It’s been 19 years since Norwegian black metal legend Hoest changed his band’s name from Thule to Taake, and 15 years since Taake’s debut LP, Nattestid Ser Porten Vid, the first piece of a trilogy that would eventually include 2002′s Over Bjoergvin Graater Himmerik and 2005′s Hordalands Doedskvad: three albums that balance overwhelming harshness with amazing melodies. Throw in the occasional mouth harp or banjo solo, and that’s pretty much what Taake deliver every time out. Hoest releases a new Taake album every three years; he’s now released five such LPs, and they range in quality from “excellent” to “absolutely essential.” (Worth noting, too: His unhinged, flamboyant performance at Maryland Death Fest 2014 was one of the festival’s unequivocal highlights.) Taake’s last was 2011′s Noregs Vaapen, which means they’re due for a new one in 2014, and it looks like they’re JUST gonna make that deadline. Stridens Hus, Taake’s sixth full-length, will be out in December, but we’ve got a song from it to spin today. “Det Fins En Prins” is the third track on the upcoming album, and it’s pretty close to perfect: It mostly works within the long-established sonic parameters of True Norwegian Black Metal — hissed vocals, a blur of hyperspeed, tempo-shifting guitars and drums — but stacks every section with hooks and grooves, and then throws to a crazy wah-soaked solo. It’s no banjo, but it’ll do. Listen.

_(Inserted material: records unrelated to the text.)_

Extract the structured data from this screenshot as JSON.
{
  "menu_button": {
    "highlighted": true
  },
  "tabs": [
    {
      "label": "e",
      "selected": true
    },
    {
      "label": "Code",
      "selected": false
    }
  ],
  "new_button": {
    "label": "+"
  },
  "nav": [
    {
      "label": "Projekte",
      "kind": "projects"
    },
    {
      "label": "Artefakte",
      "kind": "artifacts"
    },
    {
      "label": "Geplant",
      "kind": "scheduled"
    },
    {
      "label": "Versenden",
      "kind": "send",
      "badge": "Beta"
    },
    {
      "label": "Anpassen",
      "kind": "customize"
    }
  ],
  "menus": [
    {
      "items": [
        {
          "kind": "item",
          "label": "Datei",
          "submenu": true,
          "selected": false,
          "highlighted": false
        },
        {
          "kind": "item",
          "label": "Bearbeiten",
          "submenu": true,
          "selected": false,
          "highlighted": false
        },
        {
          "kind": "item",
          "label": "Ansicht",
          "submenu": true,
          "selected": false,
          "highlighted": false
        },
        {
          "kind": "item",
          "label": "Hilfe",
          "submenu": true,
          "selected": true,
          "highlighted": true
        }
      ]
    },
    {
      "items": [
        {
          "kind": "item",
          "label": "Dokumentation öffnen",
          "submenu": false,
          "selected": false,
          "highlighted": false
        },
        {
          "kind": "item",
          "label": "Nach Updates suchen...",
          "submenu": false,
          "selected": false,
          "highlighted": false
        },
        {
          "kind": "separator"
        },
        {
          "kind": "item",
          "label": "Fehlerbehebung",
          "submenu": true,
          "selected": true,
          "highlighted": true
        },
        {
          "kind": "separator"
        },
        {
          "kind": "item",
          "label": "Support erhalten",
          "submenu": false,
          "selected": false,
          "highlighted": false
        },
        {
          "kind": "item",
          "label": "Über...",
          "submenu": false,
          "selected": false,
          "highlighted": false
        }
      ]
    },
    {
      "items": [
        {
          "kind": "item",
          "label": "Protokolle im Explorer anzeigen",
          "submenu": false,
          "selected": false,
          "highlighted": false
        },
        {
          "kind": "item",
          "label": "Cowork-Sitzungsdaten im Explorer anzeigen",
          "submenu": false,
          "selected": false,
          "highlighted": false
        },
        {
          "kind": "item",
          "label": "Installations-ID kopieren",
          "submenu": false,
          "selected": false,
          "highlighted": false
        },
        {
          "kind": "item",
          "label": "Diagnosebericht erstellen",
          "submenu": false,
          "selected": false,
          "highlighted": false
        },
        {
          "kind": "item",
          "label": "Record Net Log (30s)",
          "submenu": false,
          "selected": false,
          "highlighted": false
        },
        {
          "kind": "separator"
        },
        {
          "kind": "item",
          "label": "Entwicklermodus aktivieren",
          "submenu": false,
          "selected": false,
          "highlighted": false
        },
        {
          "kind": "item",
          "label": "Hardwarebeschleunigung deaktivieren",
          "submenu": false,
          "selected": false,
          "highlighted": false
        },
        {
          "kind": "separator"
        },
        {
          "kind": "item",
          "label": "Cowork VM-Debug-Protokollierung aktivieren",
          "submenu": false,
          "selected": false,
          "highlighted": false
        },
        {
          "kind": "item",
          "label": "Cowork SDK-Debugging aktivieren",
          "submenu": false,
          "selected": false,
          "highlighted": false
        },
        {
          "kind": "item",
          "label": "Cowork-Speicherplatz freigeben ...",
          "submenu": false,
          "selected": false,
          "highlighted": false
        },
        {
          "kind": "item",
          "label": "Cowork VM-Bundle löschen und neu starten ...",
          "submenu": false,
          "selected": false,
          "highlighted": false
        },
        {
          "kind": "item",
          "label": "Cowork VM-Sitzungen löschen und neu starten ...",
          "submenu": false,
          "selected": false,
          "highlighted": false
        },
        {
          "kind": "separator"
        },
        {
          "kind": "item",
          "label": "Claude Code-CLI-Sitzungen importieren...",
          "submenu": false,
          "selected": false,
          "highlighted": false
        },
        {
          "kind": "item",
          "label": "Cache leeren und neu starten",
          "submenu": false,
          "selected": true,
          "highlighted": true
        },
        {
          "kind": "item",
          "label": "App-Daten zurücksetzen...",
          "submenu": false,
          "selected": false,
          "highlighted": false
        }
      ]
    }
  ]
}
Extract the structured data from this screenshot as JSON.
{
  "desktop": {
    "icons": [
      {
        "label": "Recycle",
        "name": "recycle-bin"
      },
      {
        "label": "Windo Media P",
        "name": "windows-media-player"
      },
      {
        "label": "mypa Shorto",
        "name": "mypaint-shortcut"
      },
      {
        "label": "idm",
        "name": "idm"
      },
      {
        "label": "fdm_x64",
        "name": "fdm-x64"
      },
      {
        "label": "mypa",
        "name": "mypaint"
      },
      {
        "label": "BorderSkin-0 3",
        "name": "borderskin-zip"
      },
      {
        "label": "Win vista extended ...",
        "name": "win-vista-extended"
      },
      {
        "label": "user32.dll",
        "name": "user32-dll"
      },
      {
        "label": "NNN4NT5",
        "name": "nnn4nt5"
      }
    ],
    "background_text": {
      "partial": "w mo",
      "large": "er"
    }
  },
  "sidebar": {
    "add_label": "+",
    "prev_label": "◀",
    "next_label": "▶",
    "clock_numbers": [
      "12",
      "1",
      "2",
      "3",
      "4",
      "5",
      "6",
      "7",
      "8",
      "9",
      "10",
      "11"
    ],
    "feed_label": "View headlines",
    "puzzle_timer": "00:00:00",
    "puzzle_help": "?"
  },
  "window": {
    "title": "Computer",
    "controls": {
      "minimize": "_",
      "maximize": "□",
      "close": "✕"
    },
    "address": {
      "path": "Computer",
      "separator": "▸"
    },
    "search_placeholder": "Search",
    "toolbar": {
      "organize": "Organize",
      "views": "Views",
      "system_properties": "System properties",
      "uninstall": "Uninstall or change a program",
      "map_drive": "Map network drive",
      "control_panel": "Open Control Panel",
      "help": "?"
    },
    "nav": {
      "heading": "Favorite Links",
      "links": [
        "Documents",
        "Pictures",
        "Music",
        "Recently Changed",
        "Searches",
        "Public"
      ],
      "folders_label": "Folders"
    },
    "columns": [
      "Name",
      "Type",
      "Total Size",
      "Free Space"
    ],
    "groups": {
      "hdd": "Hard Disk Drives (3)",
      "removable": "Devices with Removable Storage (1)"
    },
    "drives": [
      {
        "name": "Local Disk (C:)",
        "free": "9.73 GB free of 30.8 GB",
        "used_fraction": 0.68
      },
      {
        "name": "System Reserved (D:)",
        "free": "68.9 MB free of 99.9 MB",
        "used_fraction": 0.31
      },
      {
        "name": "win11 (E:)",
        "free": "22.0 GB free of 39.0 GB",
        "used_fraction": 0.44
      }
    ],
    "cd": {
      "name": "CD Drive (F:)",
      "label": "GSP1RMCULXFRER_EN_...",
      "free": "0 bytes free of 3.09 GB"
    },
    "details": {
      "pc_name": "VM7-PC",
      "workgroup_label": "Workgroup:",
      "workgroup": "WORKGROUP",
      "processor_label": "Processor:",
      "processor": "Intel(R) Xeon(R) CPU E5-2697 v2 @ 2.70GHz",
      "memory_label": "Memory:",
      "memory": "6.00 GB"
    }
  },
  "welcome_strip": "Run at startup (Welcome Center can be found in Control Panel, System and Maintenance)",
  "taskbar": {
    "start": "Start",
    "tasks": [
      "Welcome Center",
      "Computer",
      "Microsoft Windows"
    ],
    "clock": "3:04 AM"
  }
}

Chicago’s Bloodshot Records is celebrating its 20th anniversary this year with the release of a compilation album that features bands covering songs by some of the artists that have been on the label’s roster, which includes Ryan Adams, Neko Case, Ben Kweller, and more. We’ve already heard Blitzen Trapper cover an Adams song, and now here’s Andrew Bird and Nora O’Connor’s take on Robbie Fulks’ “I’ll Trade You Money For Wine.” In return, Fulks has recorded one of Bird’s songs to be released on an exclusive Black Friday Record Store Day 7-inch. You can listen to “I’ll Trade You Money For Wine” below.
BANGER ALERT. Philly rap demon Meek Mill is in prison right now on a probation violation, but his people have now put a monster of a new song called “Fuck U Mean” out into the world. The track unites Meek with Baton Rouge rap hero Lil Boosie, and the combination couldn’t possibly make more sense. Meek and Boosie have both had their legal issues, but they’re also frantic and intense rappers with urgent, high-pitched deliveries and fervent fanbases. And holy shit, they sound amazing together. “Fuck U Mean” is a piece of bracing, virtuosic street-rap, a song that fucks with your blood pressure and your heartrate if you play it loud enough. Listen to it below, with Funkmaster Flex drops that only make the song better.
Annie is getting a 21st Annie is getting a 21st century update this year with a new film that’s produced by Jay Z and Will Smith. The soundtrack will feature three songs from Sia, one of which is a modern take on “You’re Never Fully Dressed Without A Smile.” (Another one of Sia’s contributions is a collaboration with Beck, but that’s not out yet.) The song originally appeared in the 1977 Annie musical and also showed up in the 1982 and 1999 film adaptations. Sia reworked the song a lot from its original form, updating the lyrics and changing the production to something a lot more glossy and contemporary. You can listen below.